● **Exercise description**
Exactly the lines from the one containing "Decode this image" through the end of the listing below are required, restated word for word and without pictures.

● **Records for the task**
=== Section Start ===

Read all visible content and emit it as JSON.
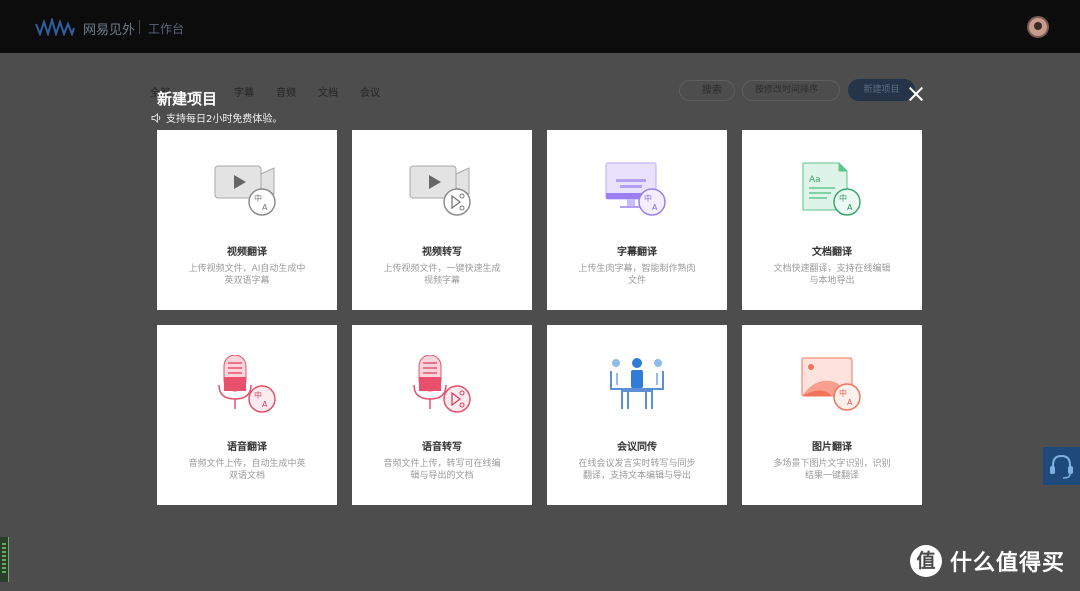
{
  "header": {
    "brand": "网易见外",
    "workspace": "工作台"
  },
  "background": {
    "tabs": [
      "全部",
      "字幕",
      "音频",
      "文档",
      "会议"
    ],
    "search_label": "搜索",
    "sort_label": "按修改时间排序",
    "new_project_label": "新建项目"
  },
  "modal": {
    "title": "新建项目",
    "notice": "支持每日2小时免费体验。",
    "cards": [
      {
        "title": "视频翻译",
        "desc": "上传视频文件，AI自动生成中英双语字幕",
        "icon": "video-translate-icon"
      },
      {
        "title": "视频转写",
        "desc": "上传视频文件，一键快速生成视频字幕",
        "icon": "video-transcribe-icon"
      },
      {
        "title": "字幕翻译",
        "desc": "上传生肉字幕，智能制作熟肉文件",
        "icon": "subtitle-translate-icon"
      },
      {
        "title": "文档翻译",
        "desc": "文档快速翻译，支持在线编辑与本地导出",
        "icon": "document-translate-icon"
      },
      {
        "title": "语音翻译",
        "desc": "音频文件上传，自动生成中英双语文档",
        "icon": "audio-translate-icon"
      },
      {
        "title": "语音转写",
        "desc": "音频文件上传，转写可在线编辑与导出的文档",
        "icon": "audio-transcribe-icon"
      },
      {
        "title": "会议同传",
        "desc": "在线会议发言实时转写与同步翻译，支持文本编辑与导出",
        "icon": "meeting-interpret-icon"
      },
      {
        "title": "图片翻译",
        "desc": "多场景下图片文字识别，识别结果一键翻译",
        "icon": "image-translate-icon"
      }
    ]
  },
  "watermark": {
    "badge": "值",
    "text": "什么值得买"
  },
  "colors": {
    "topbar": "#0c0c0c",
    "overlay": "#4d4d4d",
    "accent_blue": "#5b8fd6",
    "accent_purple": "#9b7ff0",
    "accent_green": "#5ec48d",
    "accent_red": "#e8506b",
    "accent_orange": "#f2745a"
  }
}
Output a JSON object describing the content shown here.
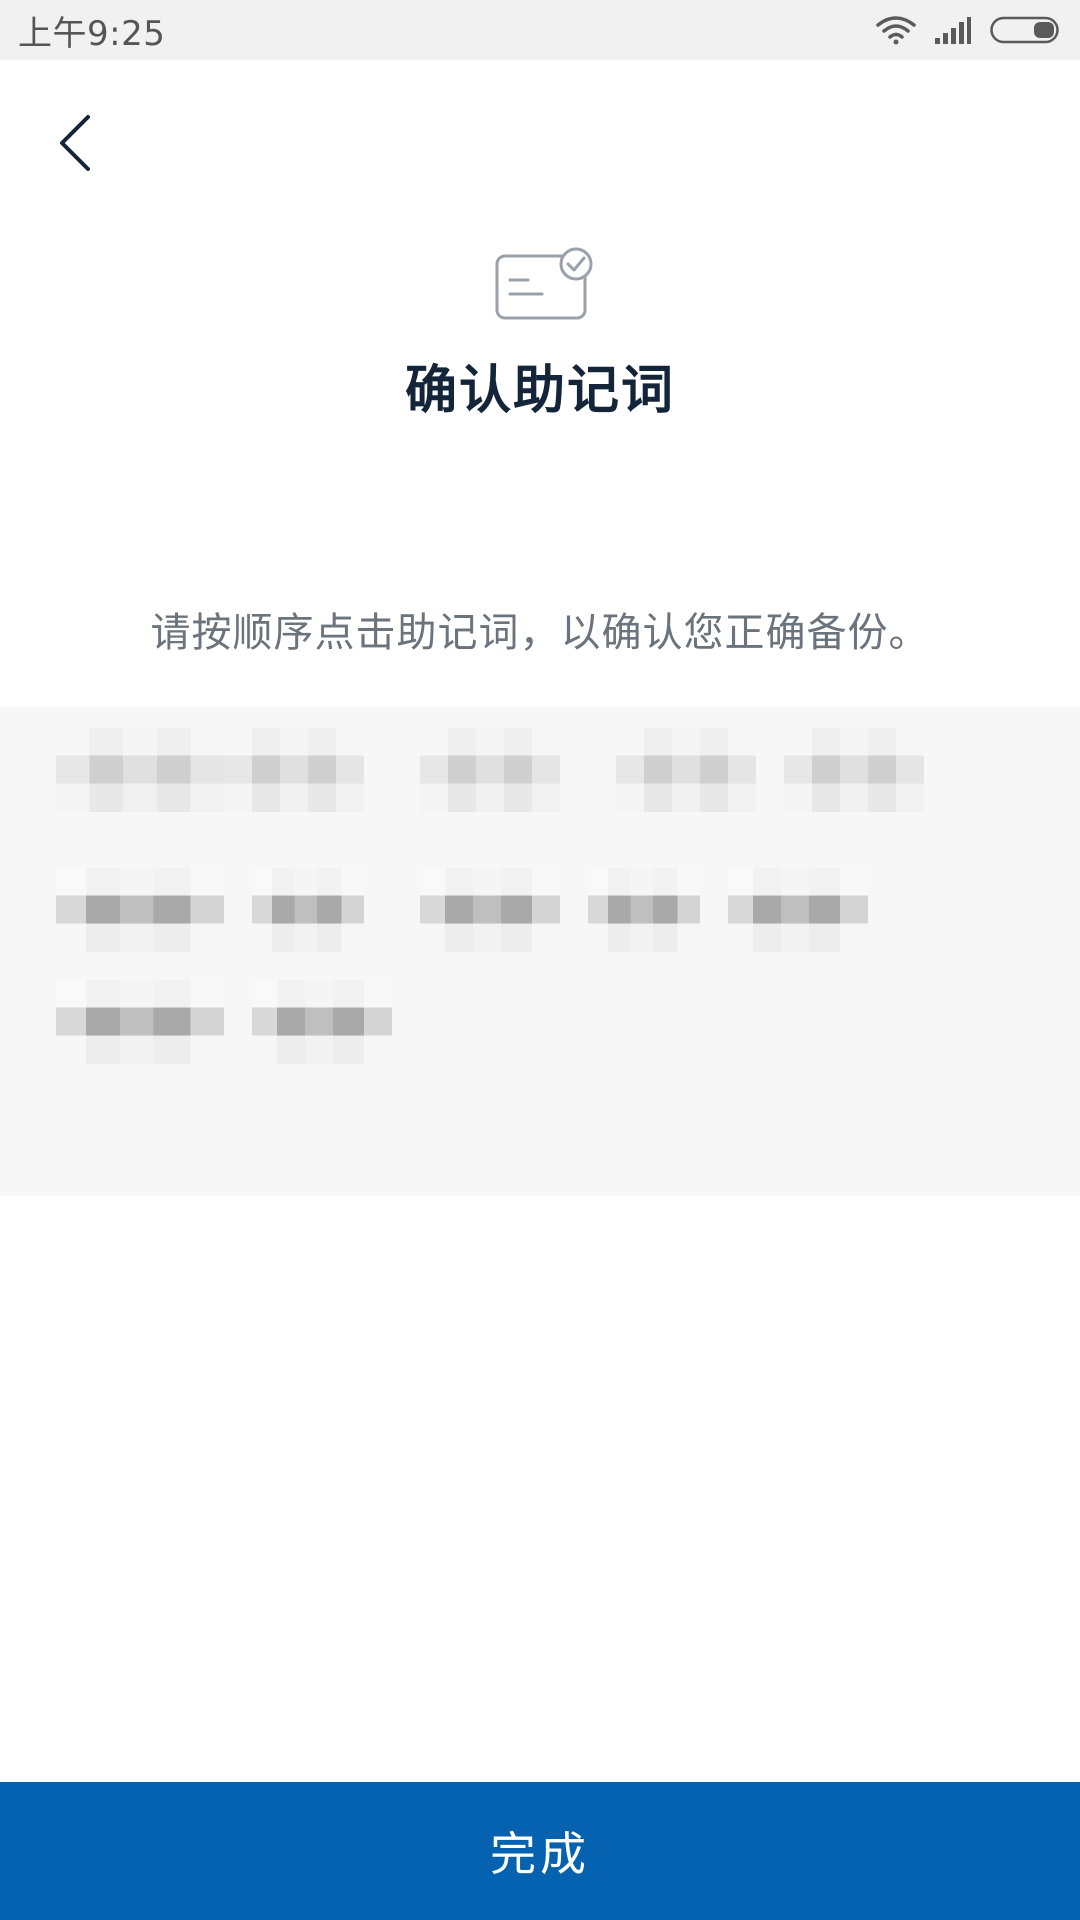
{
  "status_bar": {
    "time": "上午9:25",
    "icons": [
      "wifi-icon",
      "signal-icon",
      "battery-icon"
    ]
  },
  "nav": {
    "back_icon": "chevron-left-icon"
  },
  "header": {
    "icon": "card-check-icon",
    "title": "确认助记词"
  },
  "instruction": "请按顺序点击助记词，以确认您正确备份。",
  "word_panel": {
    "rows": [
      [
        {},
        {},
        {},
        {},
        {}
      ],
      [
        {},
        {},
        {},
        {},
        {}
      ],
      [
        {},
        {}
      ]
    ]
  },
  "footer": {
    "done_label": "完成"
  },
  "colors": {
    "primary": "#0462b0",
    "title": "#14253a",
    "instruction": "#6b737c",
    "status_bar_bg": "#f1f1f1",
    "panel_bg": "#f7f7f7"
  }
}
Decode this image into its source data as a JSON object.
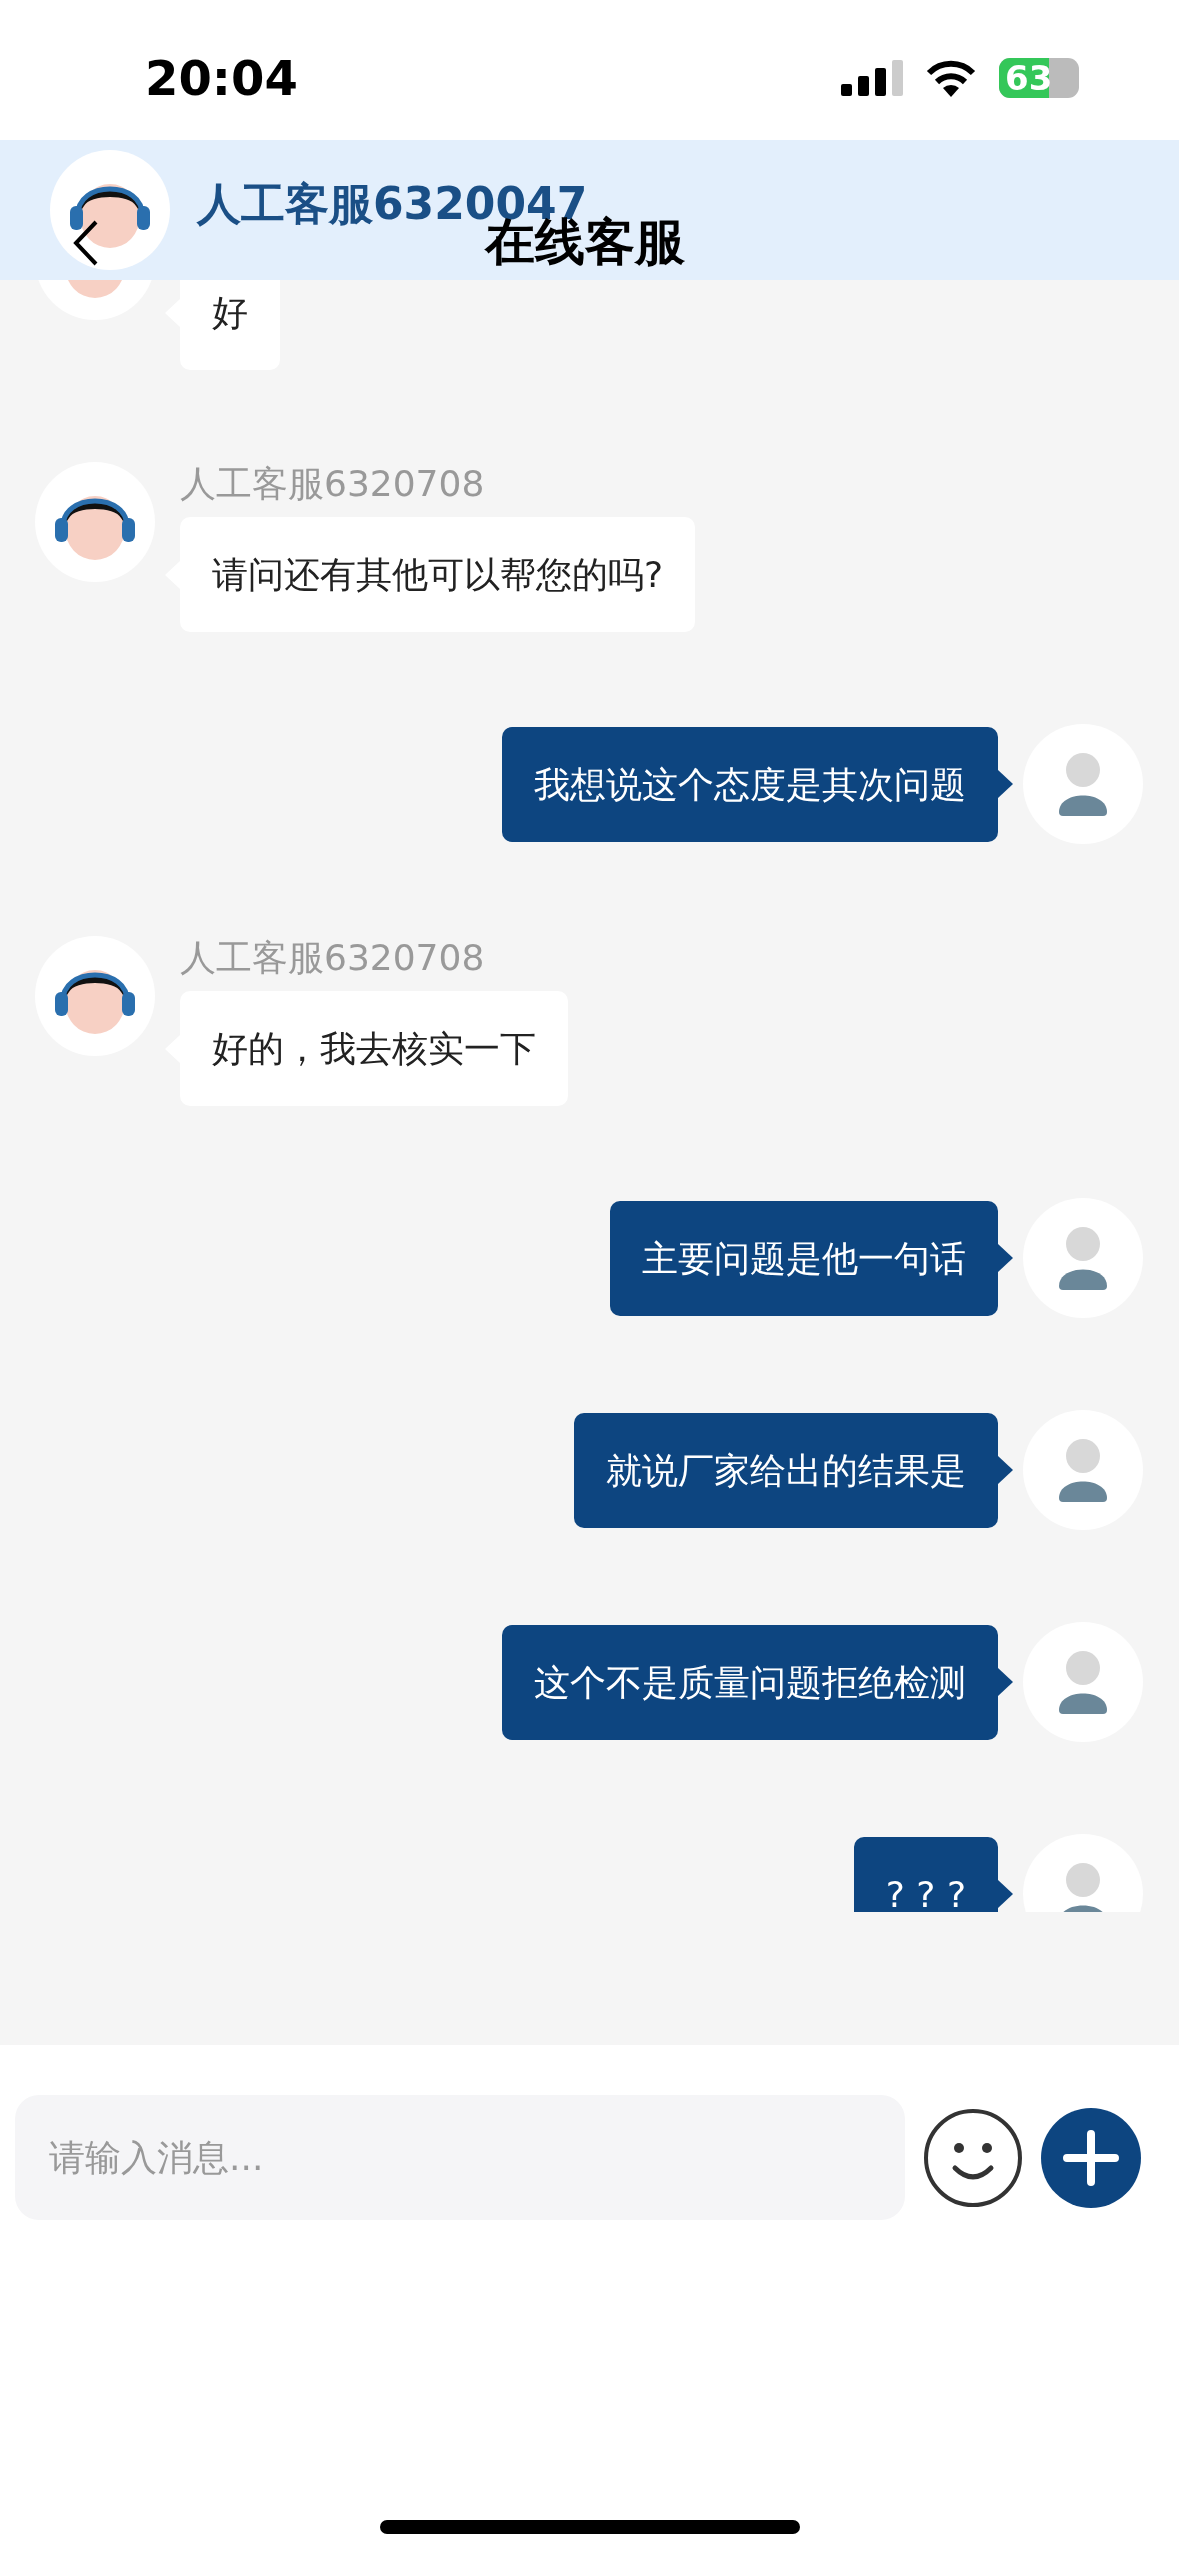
{
  "status_bar": {
    "time": "20:04",
    "battery": "63"
  },
  "header": {
    "agent_name": "人工客服6320047",
    "title": "在线客服"
  },
  "messages": [
    {
      "kind": "agent",
      "text": "好"
    },
    {
      "kind": "agent",
      "name": "人工客服6320708",
      "text": "请问还有其他可以帮您的吗?"
    },
    {
      "kind": "user",
      "text": "我想说这个态度是其次问题"
    },
    {
      "kind": "agent",
      "name": "人工客服6320708",
      "text": "好的，我去核实一下"
    },
    {
      "kind": "user",
      "text": "主要问题是他一句话"
    },
    {
      "kind": "user",
      "text": "就说厂家给出的结果是"
    },
    {
      "kind": "user",
      "text": "这个不是质量问题拒绝检测"
    },
    {
      "kind": "user",
      "text": "? ? ?"
    }
  ],
  "composer": {
    "placeholder": "请输入消息..."
  }
}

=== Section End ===

● **Written solution**
Decode this image into its source data as a JSON object.
{
  "status_bar": {
    "time": "20:04",
    "battery": "63"
  },
  "header": {
    "agent_name": "人工客服6320047",
    "title": "在线客服"
  },
  "messages": [
    {
      "kind": "agent",
      "text": "好"
    },
    {
      "kind": "agent",
      "name": "人工客服6320708",
      "text": "请问还有其他可以帮您的吗?"
    },
    {
      "kind": "user",
      "text": "我想说这个态度是其次问题"
    },
    {
      "kind": "agent",
      "name": "人工客服6320708",
      "text": "好的，我去核实一下"
    },
    {
      "kind": "user",
      "text": "主要问题是他一句话"
    },
    {
      "kind": "user",
      "text": "就说厂家给出的结果是"
    },
    {
      "kind": "user",
      "text": "这个不是质量问题拒绝检测"
    },
    {
      "kind": "user",
      "text": "? ? ?"
    }
  ],
  "composer": {
    "placeholder": "请输入消息..."
  }
}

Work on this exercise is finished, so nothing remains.